Nobody taught me how to use Adobe applications except YouTube and myself through playing around and learning via trial and error! So back to my first point…do your research, use YouTube ‘how to’ videos. I certainly won’t be detailing my entire designing process because I’m not a graphic designer, but I will point you in the right direction!
There are a number of free tools for designing covers (ask Google), however, for me, none have the functionality and options quite like Adobe Creative Cloud! It allows me to save my font type, colour palette and general settings, which cuts down my design time. The software is made for designing prints, which makes everything I create look clean, professional and fit for purpose. Moreover, Adobe allows you to create the exact measurements and settings required needed for the printers!
I used good old Microsoft word for the written content and simply converted it to a PDF file. I was then able to merge my exterior cover designs (which were in Adobe PDF format) with the written part of my journal to eventually create one file for printing.
Printing my journals is the easiest part of the process, however, there are certain elements of the printing process which require close attention.

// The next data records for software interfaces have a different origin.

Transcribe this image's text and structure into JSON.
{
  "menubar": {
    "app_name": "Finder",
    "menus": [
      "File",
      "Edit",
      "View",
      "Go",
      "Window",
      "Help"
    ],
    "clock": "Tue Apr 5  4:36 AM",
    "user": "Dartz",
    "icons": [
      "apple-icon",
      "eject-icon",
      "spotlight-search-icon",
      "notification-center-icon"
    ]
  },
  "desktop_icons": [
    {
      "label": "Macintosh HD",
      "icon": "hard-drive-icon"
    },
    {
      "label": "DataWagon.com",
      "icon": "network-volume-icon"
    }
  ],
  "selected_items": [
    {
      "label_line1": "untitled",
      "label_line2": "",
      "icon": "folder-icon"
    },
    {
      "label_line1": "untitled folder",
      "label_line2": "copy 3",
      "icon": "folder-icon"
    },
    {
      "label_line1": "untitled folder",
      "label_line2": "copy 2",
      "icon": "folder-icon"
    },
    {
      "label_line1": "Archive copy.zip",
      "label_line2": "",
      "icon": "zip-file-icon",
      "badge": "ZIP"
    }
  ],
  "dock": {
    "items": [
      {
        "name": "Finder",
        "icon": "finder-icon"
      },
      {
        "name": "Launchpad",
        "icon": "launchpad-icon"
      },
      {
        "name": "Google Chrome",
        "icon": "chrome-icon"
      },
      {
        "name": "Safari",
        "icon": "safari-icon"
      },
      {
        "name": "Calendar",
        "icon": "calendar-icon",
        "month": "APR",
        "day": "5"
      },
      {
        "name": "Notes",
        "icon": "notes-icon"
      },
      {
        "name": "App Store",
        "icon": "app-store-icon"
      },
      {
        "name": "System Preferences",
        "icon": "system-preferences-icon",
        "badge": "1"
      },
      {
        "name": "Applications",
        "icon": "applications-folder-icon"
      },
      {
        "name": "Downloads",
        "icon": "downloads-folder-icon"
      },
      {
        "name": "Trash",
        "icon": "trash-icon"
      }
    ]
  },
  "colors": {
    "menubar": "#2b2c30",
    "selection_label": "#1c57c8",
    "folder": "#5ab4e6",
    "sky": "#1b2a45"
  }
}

Firstly, your essential resources for printing are:
- Money (£££)
- Printing company
- Clear communication
Use Google to find printing companies in your area and send them your draft design to receive quotes on how much printing would cost per journal (+VAT)! In requesting a quote, you must be clear about how you want your journal to look, for example, whether you’d like it wiro-bound or saddle-stitch book bound; softback or hardback and so on. You must also have a fair idea of how man you would like to print as for most printers, the cost per journal decreases as the quantity of the order increases. Finally, you need money. Printing fair to high-quality journals is not cheap, so have your capital ready ahead of printing!
- You provide the stock of products; in this case, journals, and Amazon will fulfil any order (ie. they will ship it, at a cost to you)
- You keep the stock of products and you fulfil the order by providing the postage and packaging which has been paid for by the customer. (Still, pay a small fee to Amazon per order)
I actually love to pack and post my journals. I use the Royal Mail Online Postage service, which saves me having to trek to the post office to buy stamps or join a queue. I haven’t thought about selling via eBay or creating an online store like ‘Shopify’, but these are also options if they fit your clientele. Finally, sell your journal at your chosen price! Factor in the time, effort and cost of production. My journals cost between £7-10 to produce; depending on how many I order in one stock order, the colours, additional foiling and so on. There are times when I give out journals at a discounted price, and there are times when they remain full price. Do as you’re led when it comes to ‘selling’. Obviously, don’t make a poor quality journal with a hefty price tag. Be wise.
So this is the part where I should say, ‘if you have any questions do let me know’. But I’m sure you all have gathered the gist by now. Ask Google! Haha, love y’all. God Bless all your endeavours!